Do you have a reluctant reader? If there is one book I can choose to offer to one of my reluctant readers, this is the one. I have gone through several copies of these books because they are so heavily read by our students. Former students who have been out of my classroom for four or five years come back and ask for the next book in the series when it comes out. Younger students ask their brothers or sisters in my classroom to take the books home so they can read them. None of the books in this series collect any dust over the summer on my shelves in the classroom. They have been read over summer vacation and have been taken on trips by a number of my current and former students.
Richard Paul Evans has always written for the adult crowd with best sellers like The Christmas Box. I initially thought his foray into children’s literature was a bit strange, but once I read the book, I was hooked! In fact, I have seen groups in the education industry who do not normally endorse books give many positive reviews to Michael Vey.
All of the Michael Vey books are set in the present day world. What makes Michael and some of his friends special is that they have electrical powers. As babies, they were exposed to certain machines that gave them these special electrical powers. Michael didn’t fully understand how to use these powers until he was in high school which is where the book starts out. Some of his other electrical friends have been found by the evil Dr. Hatch who is using the kid’s powers for his own purposes while giving them a lavish lifestyle that keeps them happy. After Michael is captured by Dr. Hatch, Michael has a choice, join his evil group or fight him. There are a variety of likable characters in the book and as the series progresses some are lost and new ones are gained.

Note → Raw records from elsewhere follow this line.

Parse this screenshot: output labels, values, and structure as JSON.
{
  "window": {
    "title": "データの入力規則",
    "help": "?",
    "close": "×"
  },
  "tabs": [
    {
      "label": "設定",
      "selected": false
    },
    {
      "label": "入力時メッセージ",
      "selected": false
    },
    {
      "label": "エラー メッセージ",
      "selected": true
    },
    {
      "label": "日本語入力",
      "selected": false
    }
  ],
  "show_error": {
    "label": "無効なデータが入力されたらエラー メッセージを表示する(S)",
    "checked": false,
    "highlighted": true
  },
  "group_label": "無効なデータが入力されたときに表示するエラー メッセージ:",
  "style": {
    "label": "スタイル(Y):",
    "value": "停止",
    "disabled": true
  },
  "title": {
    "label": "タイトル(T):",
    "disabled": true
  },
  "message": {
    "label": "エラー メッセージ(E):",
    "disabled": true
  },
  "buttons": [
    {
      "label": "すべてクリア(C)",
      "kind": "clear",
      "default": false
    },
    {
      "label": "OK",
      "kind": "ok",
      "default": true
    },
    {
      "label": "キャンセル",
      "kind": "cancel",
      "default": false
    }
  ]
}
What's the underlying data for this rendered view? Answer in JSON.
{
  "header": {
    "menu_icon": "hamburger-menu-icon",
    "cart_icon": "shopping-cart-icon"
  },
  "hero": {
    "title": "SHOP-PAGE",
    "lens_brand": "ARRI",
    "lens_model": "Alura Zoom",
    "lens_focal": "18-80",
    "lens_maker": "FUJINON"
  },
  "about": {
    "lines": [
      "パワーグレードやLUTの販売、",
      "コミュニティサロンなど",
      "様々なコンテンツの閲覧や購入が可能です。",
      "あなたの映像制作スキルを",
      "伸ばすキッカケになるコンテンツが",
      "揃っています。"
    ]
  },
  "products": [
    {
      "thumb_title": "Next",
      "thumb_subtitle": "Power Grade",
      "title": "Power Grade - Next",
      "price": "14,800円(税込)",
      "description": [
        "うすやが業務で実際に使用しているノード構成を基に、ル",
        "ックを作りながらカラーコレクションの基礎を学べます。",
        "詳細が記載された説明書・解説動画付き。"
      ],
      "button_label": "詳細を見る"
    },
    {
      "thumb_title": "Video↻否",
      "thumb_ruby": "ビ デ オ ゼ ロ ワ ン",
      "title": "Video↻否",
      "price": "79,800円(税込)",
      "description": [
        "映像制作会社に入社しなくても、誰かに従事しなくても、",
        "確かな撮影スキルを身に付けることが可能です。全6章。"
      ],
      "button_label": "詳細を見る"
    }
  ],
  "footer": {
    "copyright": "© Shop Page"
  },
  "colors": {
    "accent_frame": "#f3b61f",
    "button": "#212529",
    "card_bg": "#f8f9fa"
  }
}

Currently, there are six books in the series with the seventh, coming out in September of 2017, supposedly the final book. Hopefully, the love of the book expressed through the actions of my students is enough to get you to read the book without giving away any more of the story. I’m glad this book was our first Vinny Award Winner, I can’t wait for book seven, and looking over my current stash of Michael Vey books, I’m going to need to replace a couple more before next year.